Clinical observation and research is showing similarities between asthma, inhalant allergy, and inflammatory diseases of the nose and sinuses. This has led to a concept of an interrelated or unified airway. This means that the entire respiratory system including the nose, paranasal sinuses, larynx and lungs can be thought of as one functional unit. Depending on which symptoms are most prominent, the patient may present to an ear, nose, and throat (ENT) physician, pulmonary physician, primary care physician, or allergist.
Early on it was observed that asthma patients had a high incidence of nasal symptoms. Conversely patients with allergic rhinitis and chronic sinusitis often went on to develop other respiratory problems including asthma. The more severe the nasal and sinus disease, the more likely one is to develop asthma. The unifying concept is one of chronic inflammation. Exactly what triggers certain individuals to develop allergic and other inflammatory reactions is not known.
The mucus membranes which lying the nose, sinuses, trachea and lungs are composed of similar epithelium with similar functions. On a cellular level, inflammatory cells such as eosinophils, T lymphocytes and monocytes, infiltrate the respiratory lining in all these locations causing similar changes. These immunity type cells release cytokines causing inflammation and attract other inflammatory cells to the area. These chemicals then travel through the bloodstream acting as mediators and initiating inflammation in other respiratory tissue. This is what is now called the unified airway theory.
This has led to studies which show the significance of controlling chronic sinusitis and allergic rhinitis on the management of asthma. Controlling the nasal disease results in decreased asthma medication and improved pulmonary function.
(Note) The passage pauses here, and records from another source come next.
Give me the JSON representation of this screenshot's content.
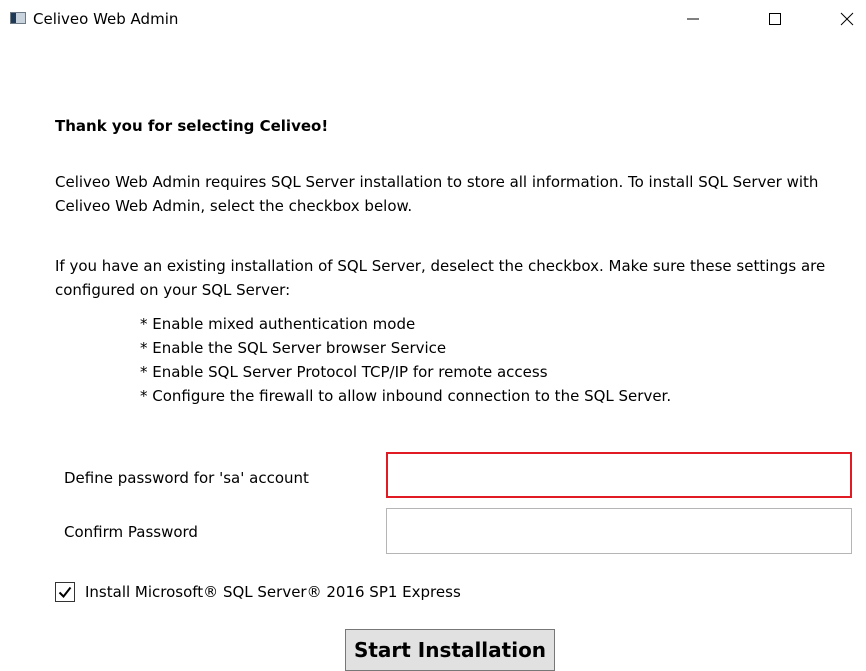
{
  "window": {
    "title": "Celiveo Web Admin",
    "controls": {
      "minimize": "minimize-icon",
      "maximize": "maximize-icon",
      "close": "close-icon"
    }
  },
  "main": {
    "heading": "Thank you for selecting Celiveo!",
    "paragraph1": "Celiveo Web Admin requires SQL Server installation to store all information. To install  SQL Server with Celiveo Web Admin, select the checkbox below.",
    "paragraph2": "If you have an existing installation of SQL Server, deselect the checkbox. Make sure these settings are configured on your SQL Server:",
    "requirements": [
      "* Enable mixed authentication mode",
      "* Enable the SQL Server browser Service",
      "* Enable SQL Server Protocol TCP/IP for remote access",
      "* Configure the firewall to allow inbound connection to the SQL Server."
    ]
  },
  "form": {
    "password_label": "Define password for 'sa' account",
    "password_value": "",
    "confirm_label": "Confirm Password",
    "confirm_value": "",
    "install_checkbox_label": "Install Microsoft® SQL Server® 2016 SP1 Express",
    "install_checked": true,
    "start_button_label": "Start Installation"
  },
  "colors": {
    "error_border": "#e01b24",
    "button_bg": "#e1e1e1"
  }
}
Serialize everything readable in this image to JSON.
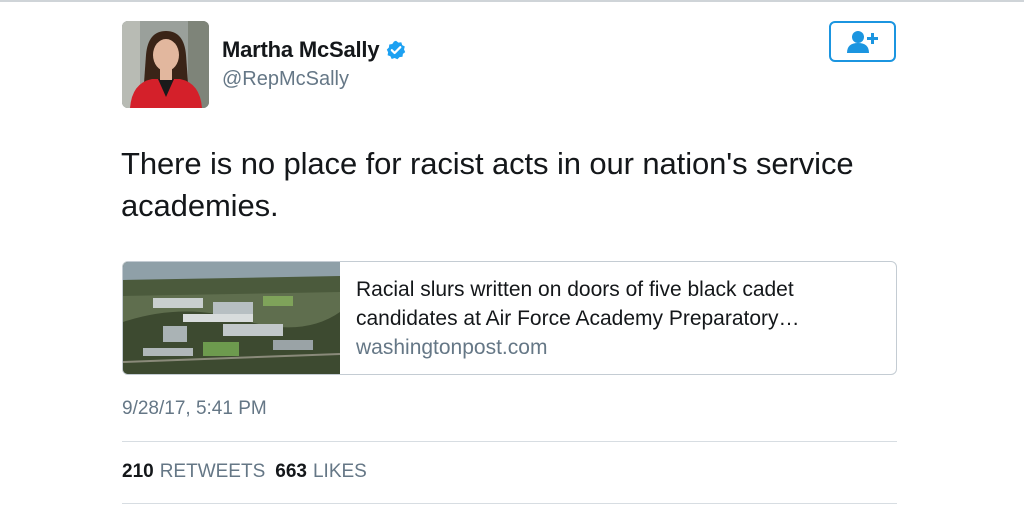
{
  "author": {
    "display_name": "Martha McSally",
    "handle": "@RepMcSally",
    "verified": true,
    "avatar_icon": "profile-photo"
  },
  "follow_button": {
    "icon": "follow-user-icon"
  },
  "tweet": {
    "text": "There is no place for racist acts in our nation's service academies."
  },
  "link_card": {
    "title": "Racial slurs written on doors of five black cadet candidates at Air Force Academy Preparatory…",
    "domain": "washingtonpost.com",
    "thumbnail_icon": "aerial-campus-photo"
  },
  "timestamp": "9/28/17, 5:41 PM",
  "stats": {
    "retweets_count": "210",
    "retweets_label": "RETWEETS",
    "likes_count": "663",
    "likes_label": "LIKES"
  },
  "colors": {
    "accent": "#1b95e0",
    "verified_badge": "#1da1f2",
    "text_primary": "#14171a",
    "text_secondary": "#657786"
  }
}
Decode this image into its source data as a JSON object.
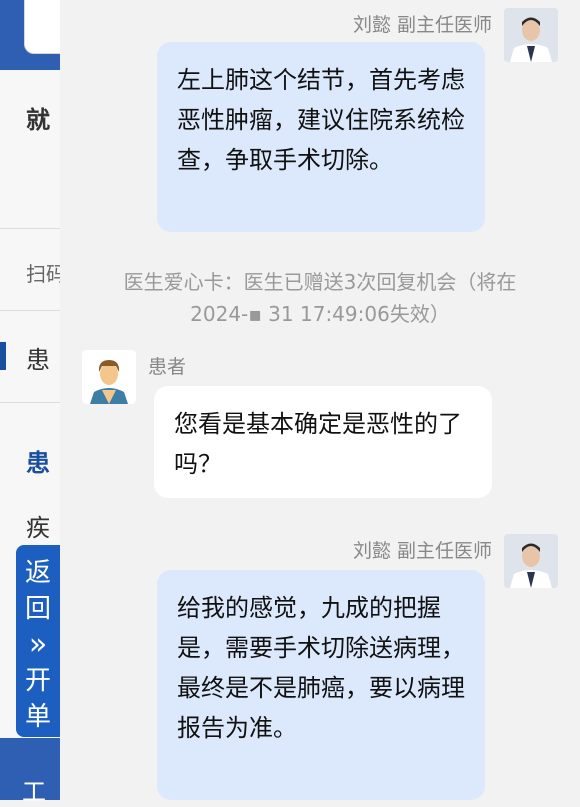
{
  "background": {
    "section_heading": "就",
    "scan_label": "扫码",
    "patient_tab": "患",
    "patient_heading": "患",
    "disease_label": "疾",
    "back_button": {
      "line1": "返",
      "line2": "回",
      "arrows": "»",
      "line3": "开",
      "line4": "单"
    },
    "bottom_label": "工"
  },
  "chat": {
    "messages": [
      {
        "sender": "刘懿 副主任医师",
        "role": "doctor",
        "text": "左上肺这个结节，首先考虑恶性肿瘤，建议住院系统检查，争取手术切除。"
      },
      {
        "role": "system",
        "text_line1": "医生爱心卡：医生已赠送3次回复机会（将在",
        "text_line2": "2024-▪ 31 17:49:06失效）"
      },
      {
        "sender": "患者",
        "role": "patient",
        "text": "您看是基本确定是恶性的了吗？"
      },
      {
        "sender": "刘懿 副主任医师",
        "role": "doctor",
        "text": "给我的感觉，九成的把握是，需要手术切除送病理，最终是不是肺癌，要以病理报告为准。"
      }
    ]
  }
}
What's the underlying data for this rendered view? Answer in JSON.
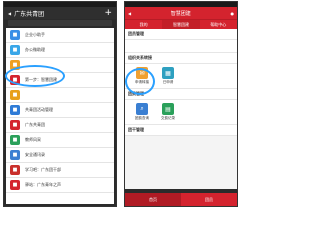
{
  "left": {
    "title": "广东共青团",
    "rows": [
      {
        "label": "企业小助手",
        "color": "#3a8ee6",
        "icon": "bot-icon"
      },
      {
        "label": "办公微助理",
        "color": "#39a6e8",
        "icon": "assistant-icon"
      },
      {
        "label": "",
        "color": "#f0a020",
        "icon": "chat-icon"
      },
      {
        "label": "第一步：智慧团建",
        "color": "#d4232e",
        "icon": "youth-league-icon"
      },
      {
        "label": "",
        "color": "#e8a01a",
        "icon": "message-icon"
      },
      {
        "label": "共青团活动管理",
        "color": "#2e7bd6",
        "icon": "activity-icon"
      },
      {
        "label": "广东共青团",
        "color": "#d4232e",
        "icon": "league-icon"
      },
      {
        "label": "教师风采",
        "color": "#2aa05a",
        "icon": "teacher-icon"
      },
      {
        "label": "安全通讯录",
        "color": "#3c7fd2",
        "icon": "contacts-icon"
      },
      {
        "label": "学习吧：广东团干部",
        "color": "#c9302c",
        "icon": "study-icon"
      },
      {
        "label": "驿站：广东青年之声",
        "color": "#d4232e",
        "icon": "voice-icon"
      }
    ]
  },
  "right": {
    "title": "智慧团建",
    "tabs": [
      "我的",
      "智慧团建",
      "帮助中心"
    ],
    "sections": {
      "s1": "团员管理",
      "s2": "组织关系转接",
      "s3": "团费管理",
      "s4": "团干管理"
    },
    "transfer": [
      {
        "label": "申请转接",
        "color": "#f0a030",
        "icon": "transfer-apply-icon"
      },
      {
        "label": "已申请",
        "color": "#2ea0c0",
        "icon": "applied-icon"
      }
    ],
    "fees": [
      {
        "label": "团费查询",
        "color": "#3a7fd2",
        "icon": "fee-query-icon"
      },
      {
        "label": "交费记录",
        "color": "#2aa05a",
        "icon": "fee-record-icon"
      }
    ],
    "bottom": [
      "首页",
      "团员"
    ]
  },
  "colors": {
    "brand_red": "#d4232e",
    "highlight_blue": "#2aa0ff"
  }
}
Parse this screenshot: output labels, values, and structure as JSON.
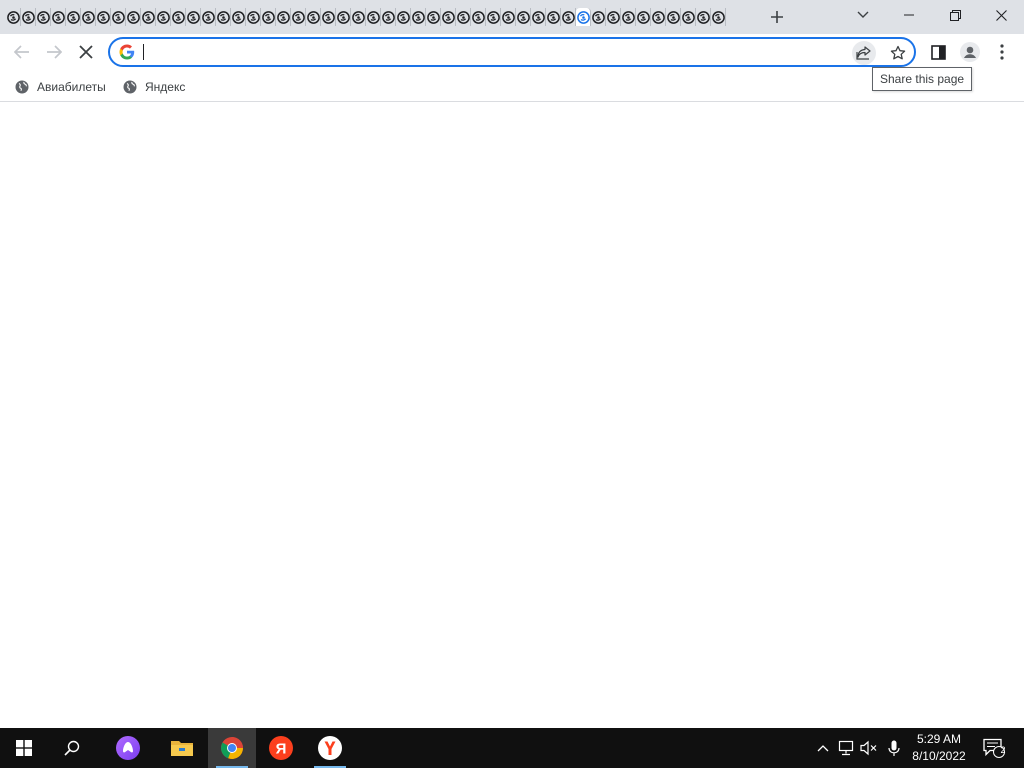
{
  "browser": {
    "tab_count": 48,
    "active_tab_index": 38,
    "omnibox": {
      "value": "",
      "placeholder": ""
    },
    "tooltip": "Share this page",
    "bookmarks": [
      {
        "label": "Авиабилеты",
        "icon": "globe-icon"
      },
      {
        "label": "Яндекс",
        "icon": "globe-icon"
      }
    ],
    "colors": {
      "accent": "#1a73e8",
      "tabstrip": "#dee1e6"
    }
  },
  "taskbar": {
    "apps": [
      {
        "name": "start-button",
        "icon": "windows-logo-icon"
      },
      {
        "name": "search-button",
        "icon": "search-icon"
      },
      {
        "name": "alice-button",
        "icon": "alice-icon"
      },
      {
        "name": "file-explorer-button",
        "icon": "folder-icon"
      },
      {
        "name": "chrome-button",
        "icon": "chrome-icon"
      },
      {
        "name": "yandex-button",
        "icon": "yandex-icon"
      },
      {
        "name": "yandex-browser-button",
        "icon": "yandex-browser-icon"
      }
    ],
    "clock": {
      "time": "5:29 AM",
      "date": "8/10/2022"
    },
    "notification_count": "2"
  }
}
The information posted on this page is provided as general, background information in the spirit of service to the reader. In no way should it be interpreted as medical advice. While the practice of Robert Feld, MD, LLC, attempts to convey accurate and current information on this site, this information may contain typographical errors, technical errors, or may at some point become out-of-date. You are advised to confirm the accuracy of any information presented on this site before relying on it in any way.